“The political stuff really bothered this woman,” Ghione said, “and I understood that. If you’re speaking at a rally or putting stuff on your website, that’s one thing. But these people paid a lot of money to see a concert.”
During the Chicago leg of Streisand’s tour, one member of the audience screamed out, “Shut up and sing!” (Perhaps it made a difference. Days later, at her Boston show, Streisand reached out to her Republican fans, thanking them for showing up, “despite our differences.”)
Many performers, Dolly Parton among them, prefer to avoid politics altogether. When asked by Fox News host Bill O’Reilly whether she was conservative or not, Parton said, “I’m more patriotic than political.”
And that’s just fine with Clinton supporter Jared Cardenas of Bergenfield.
“I completely understand and respect that. But others do want to speak out,” Cardenas said.
“A few months ago, at a Springsteen concert, a fan had an anti-Trump sign and Bruce grabbed it and held it up. And people got mad, which baffles me. They say, ‘He should stick to making music,’ which makes it clear to me that they’re not listening to the music he’s making. And, why shouldn’t he share his views? When I’m at work and someone says something political I don’t say ‘Hey, why don’t you stick to program managing?’”
Certainly, actor James Woods, a two-time Oscar nominee, three-time Emmy winner and often-outspoken conservative, isn’t sticking to acting. On Aug. 7, he took to Twitter, posting a green-tinged photo of Clinton — looking not unlike the Wicked Witch of the West — in a meme that asked “Who in hell is voting for this woman?”
Then, days later, Woods wrote, “She is not of this earth when it comes to the truth.

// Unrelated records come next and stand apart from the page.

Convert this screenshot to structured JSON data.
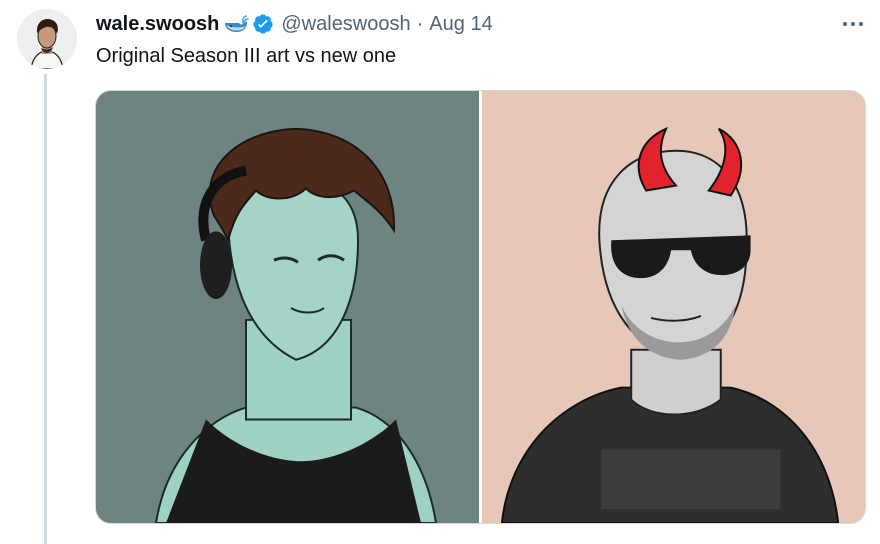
{
  "tweet": {
    "display_name": "wale.swoosh",
    "handle": "@waleswoosh",
    "separator": "·",
    "date": "Aug 14",
    "text": "Original Season III art vs new one",
    "more_label": "···"
  },
  "icons": {
    "name_emoji": "whale-icon",
    "verified": "verified-badge-icon",
    "more": "more-options-icon"
  },
  "colors": {
    "verified_blue": "#1d9bf0",
    "left_panel_bg": "#6e8482",
    "right_panel_bg": "#e6c7b8"
  }
}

She would lie about the color of the moon, just to lie.”
Susan Sarandon, who supported Bernie Sanders before and during the primary season — and who has rarely passed up an opportunity to share her political views — has also repeatedly attacked Clinton on talk shows and in print interviews over the candidate’s support of fracking and the Iraq War.
Sarandon has even chastised Sen. Elizabeth Warren for moving into the Clinton camp, saying that Clinton “represents everything (Warren) has fought against.”
Most voters are used to the political barbs they hear nightly from Jimmy Fallon, Stephen Colbert, Conan O’Brien and Jimmy Kimmel. And on “Saturday Night Live,” larger than life political caricatures (“I can see Russia from my house!”) are routine fare. But that doesn’t necessarily mean that people want to hear about politics during a concert, interview or awards ceremony.
Scott Blakeman, a political comedian who performs frequently in the Garden State and often appears as a commentator on NPR and cable news shows, notes that many performers, regularly promote their causes onstage. “And I think a true fan (doesn’t mind) as long as they sing their hits.”
But Blakeman added that, in his experience on the road, audiences are much more polarized than they used to be and this can have a huge effect on how they react to what a performer — even one they admire — says onstage. “Audiences,” he said, “are less likely to laugh at (these jokes) or accept the political views that they disagree with.”
Pundits on both sides agree that, as a presidential candidate, Trump’s celebrity has contributed to the enormous amount of media coverage he has received. In May alone, The New York Times reported, Trump earned $400 million worth of free media, roughly what Sen. John McCain spent on his entire presidential run eight years ago.
Still, the most curious thing about this race may be that, according to polls by Gallup and Survey Monkey, Clinton and Trump still rank among the worst-rated presidential candidates in American history — a situation that no celebrity-generated jokes or endorsements seems likely to change.